Over the past 20 years, income inequality has been growing faster in Canada than in other similar countries. During this period about one third of all income growth has gone to the top 1%, leaving precious little to be shared among the remaining 99%. We know the inequality problem all too well, but what is the answer to addressing it?
There seem to be three main pillars that provide effective solutions: progressive taxation, a robust safety net, and ensuring fairness in the workplace. This third pillar includes raising the minimum wage in a transparent and predictable manner, improving associated employment standards legislation, and generally making sure labour laws have kept pace with what’s happening in workplaces across the country.
This last point -- workplace fairness -- is really where organized labour can make a difference particularly on wages. We’ve seen effective campaigns around minimum wages and precarious work in the United States, sponsored in part by various unions. Pushed by organized social movements, several cities have announced $15 minimum wages, and McDonalds and Walmart have been pressured into raising wages, though admittedly only marginally for some workers.
Compared to Canada, frustration has been brewing with inequality for far longer south of the border. There, union density is lower, anti-labour legislation is more prevalent, and social safety nets are weaker. Minimum wages are also lower, and economic mobility is more limited. But frustration is starting to show up in Canada too. Here, minimum wages haven’t kept pace with inflation, and aren’t enough to keep even full-time workers above the poverty line.
The chart below shows the average minimum wage in Canada, adjusted for inflation. Only in the late 1970s was the minimum wage enough to get workers over the Low Income Measure threshold.
Source: Department of Labour Minimum Wage Database, CANSIM Table 282-0016 (usual hours worked), Table 202-0808 (Low Income Measure), Table 326-0021 (Consumer Price Index).
Minimum Wage Myth Busting
You may be surprised to learn that more than seven out of 10 low-wage workers are employed by medium to large employers, such as many retail and food service workers.

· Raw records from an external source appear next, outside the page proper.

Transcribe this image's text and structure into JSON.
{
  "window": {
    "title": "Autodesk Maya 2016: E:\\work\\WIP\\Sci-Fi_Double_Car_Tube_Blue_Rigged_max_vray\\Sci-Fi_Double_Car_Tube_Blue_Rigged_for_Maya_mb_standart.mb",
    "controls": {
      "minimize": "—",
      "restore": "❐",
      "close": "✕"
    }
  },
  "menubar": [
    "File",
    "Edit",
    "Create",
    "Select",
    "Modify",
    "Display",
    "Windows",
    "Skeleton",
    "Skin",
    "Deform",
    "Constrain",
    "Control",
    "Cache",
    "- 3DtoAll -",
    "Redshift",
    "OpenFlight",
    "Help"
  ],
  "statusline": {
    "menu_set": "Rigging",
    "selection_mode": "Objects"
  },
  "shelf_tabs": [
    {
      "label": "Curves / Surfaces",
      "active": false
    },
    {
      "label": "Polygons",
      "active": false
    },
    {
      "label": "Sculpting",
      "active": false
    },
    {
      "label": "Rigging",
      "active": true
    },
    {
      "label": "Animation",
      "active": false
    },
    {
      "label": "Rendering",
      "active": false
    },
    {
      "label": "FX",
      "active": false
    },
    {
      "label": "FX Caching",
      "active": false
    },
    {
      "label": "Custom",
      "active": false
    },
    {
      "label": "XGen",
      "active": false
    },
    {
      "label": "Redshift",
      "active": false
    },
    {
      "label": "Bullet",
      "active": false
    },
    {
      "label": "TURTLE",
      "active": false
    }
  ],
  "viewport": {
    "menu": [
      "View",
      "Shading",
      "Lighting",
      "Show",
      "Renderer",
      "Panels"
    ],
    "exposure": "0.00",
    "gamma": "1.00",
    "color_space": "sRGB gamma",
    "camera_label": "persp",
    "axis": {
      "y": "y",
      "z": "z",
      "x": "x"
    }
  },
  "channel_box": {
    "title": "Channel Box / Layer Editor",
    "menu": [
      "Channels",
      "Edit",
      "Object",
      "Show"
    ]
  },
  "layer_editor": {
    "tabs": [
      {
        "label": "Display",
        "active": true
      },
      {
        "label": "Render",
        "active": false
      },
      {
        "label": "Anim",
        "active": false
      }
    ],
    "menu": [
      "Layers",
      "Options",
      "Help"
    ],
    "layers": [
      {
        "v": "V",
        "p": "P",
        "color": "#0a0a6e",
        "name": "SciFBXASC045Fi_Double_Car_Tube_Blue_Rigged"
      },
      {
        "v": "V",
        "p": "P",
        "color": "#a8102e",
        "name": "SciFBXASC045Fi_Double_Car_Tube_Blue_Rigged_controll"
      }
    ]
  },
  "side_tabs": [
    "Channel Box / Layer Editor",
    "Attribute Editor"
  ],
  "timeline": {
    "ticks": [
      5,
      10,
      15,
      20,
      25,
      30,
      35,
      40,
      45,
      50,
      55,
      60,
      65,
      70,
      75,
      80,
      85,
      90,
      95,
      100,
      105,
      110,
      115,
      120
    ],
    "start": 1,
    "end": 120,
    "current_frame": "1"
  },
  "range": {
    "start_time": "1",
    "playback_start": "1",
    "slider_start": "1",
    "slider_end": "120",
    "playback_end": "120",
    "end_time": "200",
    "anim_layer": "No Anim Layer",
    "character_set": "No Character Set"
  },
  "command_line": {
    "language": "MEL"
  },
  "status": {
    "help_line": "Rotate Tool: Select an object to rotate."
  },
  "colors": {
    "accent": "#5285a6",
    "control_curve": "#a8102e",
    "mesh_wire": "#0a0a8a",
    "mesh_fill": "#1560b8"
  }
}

We are often told that minimum wage and low-wage workers are young, are working in a transitional stage towards better-paid employment and therefore there is little cause to get so worked up about the low wages.
A look at the data below shows that’s simply not true. More than half of workers who earn less than $15 per hour are over 25 years old, and more than a third are women between 25 and 64.
One corollary to the "they’re just kids" argument is the similar "they’re just students." That's not accurate. In 2014, nearly 80% of workers earning less than $15 per hour were not students.
We also know that certain marginalized groups tend to be stuck in low wage and precarious work. Unfortunately, it’s now more difficult to gather up-to date data for these marginalized groups as the National Household Survey that replaced the mandatory Census is unreliable.
But walk into any fast food restaurant in your community, and notice who is working those jobs. Low-wage workers are disproportionately Indigenous Canadians, racialized workers, and new Canadians -- especially women in each of those groups.
Another element of the challenge to raise wages is the changing structure of the labour market and the shift towards more precarious forms of employment. Although we don’t have a perfect measurement for precarious work, there is significant overlap between precarious work and part-time, temporary, and low wage work.
Full-time permanent jobs are far less likely to be low wage. On the other hand, as the table below illustrates, more than half of part time jobs are low wage, whether they are temporary or permanent. While far fewer men work in part-time jobs, nearly 70% of those that do earn less than $15 / hr.
Source: Labour Force Survey microdata, 2014
Fights for 15$ Underway
To respond to these various challenges, Canadian are mobilizing all over the country to fight for fair wages.
An Ontario campaign, #15andfairness for example, makes the link between the minimum wage and other employment standards. This campaign defines fairness as access to paid sick days, predictable hours and scheduling, and meaningful enforcement of employment laws so that all workers have dignity and respect at work.
The BC Federation of Labour launched its “Fight for $15 BC” in November 2014, and have been holding events on the 15th of each month. The Halifax and Dartmouth Labour Council joined with a coalition of community groups to launch a “Fight for $15 / Living Wage” campaign in February 2015. You can follow them on twitter at @nslivingwage.
Organized labour has long stood in solidarity with low-wage workers and fought for decent wages for all. But now there are organized campaigns in three provinces, making direct links with the U.S. “Fight for $15” campaign.
The focus of each campaign is slightly different, reflecting the lived realities of workers in each community. But the central message of these campaigns is clear -- workers across Canada need a raise, and need to be treated fairly at work.
Angella MacEwen is a senior economist at the Canadian Labour Congress and a Broadbent Fellow.
Photo: arimoore. Used under a Creative Commons BY 2.0 license.